The objectives of this study were (1) to determine the correlation between the different intervals in the 12-min walking test to assess if it is necessary to walk the patient for 12 full minutes; (2) to determine which of the intervals best correlated with Vo2max and maximal CO£ expelled (Vo2max); (3) to determine if adding a measure of effort (ie, the Borg score) improves the correlations; and (4) to determine the degree of correlation between changes in the Vo2max and changes in the walking test or spirometry.
Clinical Data
The subjects in the study were recruited from the Outpatient Pulmonary Clinic at the Veterans Administration Medical Center, Long Beach, Cal, to participate in a study to evaluate the effects of buspirone on anxiety and exercise in COPD patients, which has been previously reported.
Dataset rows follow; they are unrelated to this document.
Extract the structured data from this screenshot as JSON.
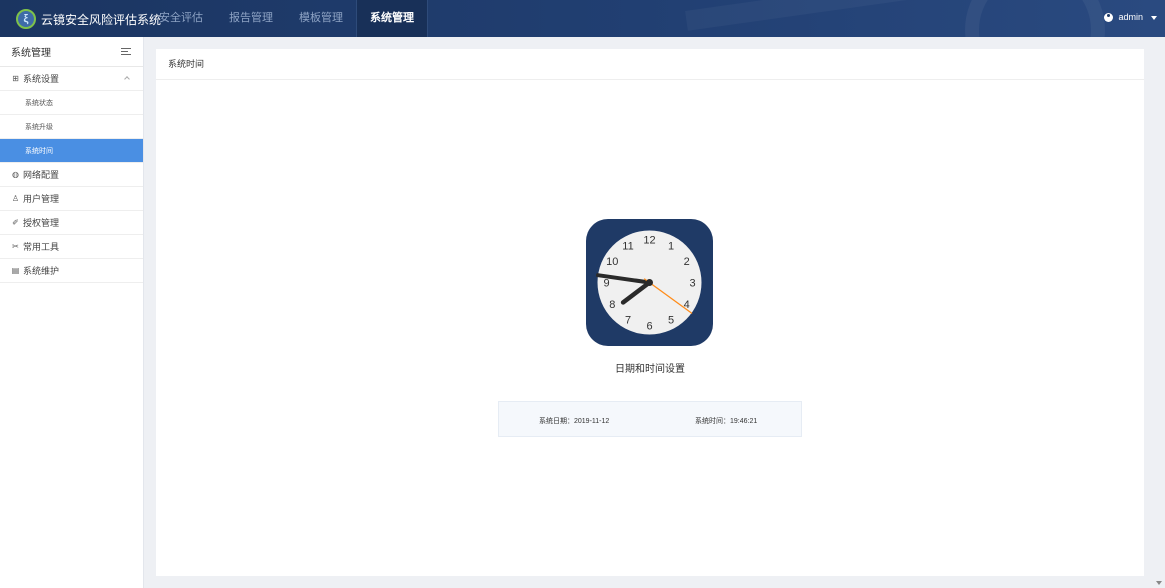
{
  "header": {
    "logo_glyph": "ξ",
    "app_title": "云镜安全风险评估系统",
    "nav": [
      {
        "label": "安全评估"
      },
      {
        "label": "报告管理"
      },
      {
        "label": "模板管理"
      },
      {
        "label": "系统管理"
      }
    ],
    "active_nav": "系统管理",
    "user": "admin"
  },
  "sidebar": {
    "title": "系统管理",
    "groups": [
      {
        "label": "系统设置",
        "icon": "grid-icon",
        "expanded": true,
        "items": [
          {
            "label": "系统状态"
          },
          {
            "label": "系统升级"
          },
          {
            "label": "系统时间"
          }
        ]
      },
      {
        "label": "网络配置",
        "icon": "globe-icon"
      },
      {
        "label": "用户管理",
        "icon": "user-icon"
      },
      {
        "label": "授权管理",
        "icon": "pen-icon"
      },
      {
        "label": "常用工具",
        "icon": "tools-icon"
      },
      {
        "label": "系统维护",
        "icon": "monitor-icon"
      }
    ],
    "active_item": "系统时间"
  },
  "main": {
    "header": "系统时间",
    "clock": {
      "numerals": [
        "12",
        "1",
        "2",
        "3",
        "4",
        "5",
        "6",
        "7",
        "8",
        "9",
        "10",
        "11"
      ],
      "time": "19:46:21",
      "colors": {
        "frame": "#1f3a66",
        "face": "#f0f0f0",
        "hands": "#2a2a2a",
        "second_hand": "#ff8c1a"
      }
    },
    "caption": "日期和时间设置",
    "date_text": "系统日期：2019-11-12",
    "time_text": "系统时间：19:46:21"
  }
}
The patients agreed to take part in the study and signed informed consent forms approved by the Institutional Review Board at this institution. Since the results of that study showed no significant changes while patients were taking buspirone compared with placebo, we elected to combine the data to study the 12-min walk in more depth. canadian neightbor pharmacy

Inclusion and exclusion criteria for this study were therefore identical to the guidelines used by Singh et al. Inclusion criteria included a FEVj below 1.4 L, a ratio of FEV, to forced vital capacity (FVC) below 0.50, exercise limited by dyspnea, and a stable disease state. Patients were required to be between 40 and 75 years of age, and they continued to receive regular medications throughout the study. Exclusion criteria included known left ventricular disease or neuromuscular or other medical problems which would preclude them from walking for 12-min or performing cycle ergometry.
Each patient was seen 6 times, at 0, 3, 6, 8, 11 and 14 weeks. Each visit included spirometry (Vitalograph rolling seal spirometer) followed by a symptom-limited maximal exercise test and the 12-min walk. For the exercise test, the work load was increased 5 to 15 W/min on a bicycle ergometer (Gould Godard), while a metabolic cart (Sensormedics MMC Horizon System 4400 metabolic cart) measured the oxygen consumption (Vo2), the C02 expelled (Vo2), and the minute ventilation at each 30-s interval. For the 12-min walk, patients walked in an air-conditioned corridor that was marked off in 20-ft intervals. Subjects were told to go as far as they could in 12 min, but to pace themselves so that they would not have to stop. To eliminate learning effects, patients performed three practice walks prior to beginning the study, as suggested by Swinbum et al. The participants were under constant observation, but the nurse or technician did not walk with the patient. At the end of each 2 min the breathlessness of the patient was assessed with the modified Borg scale (upper limit of 10). The distance that the patient walked in each 2-min interval was recorded.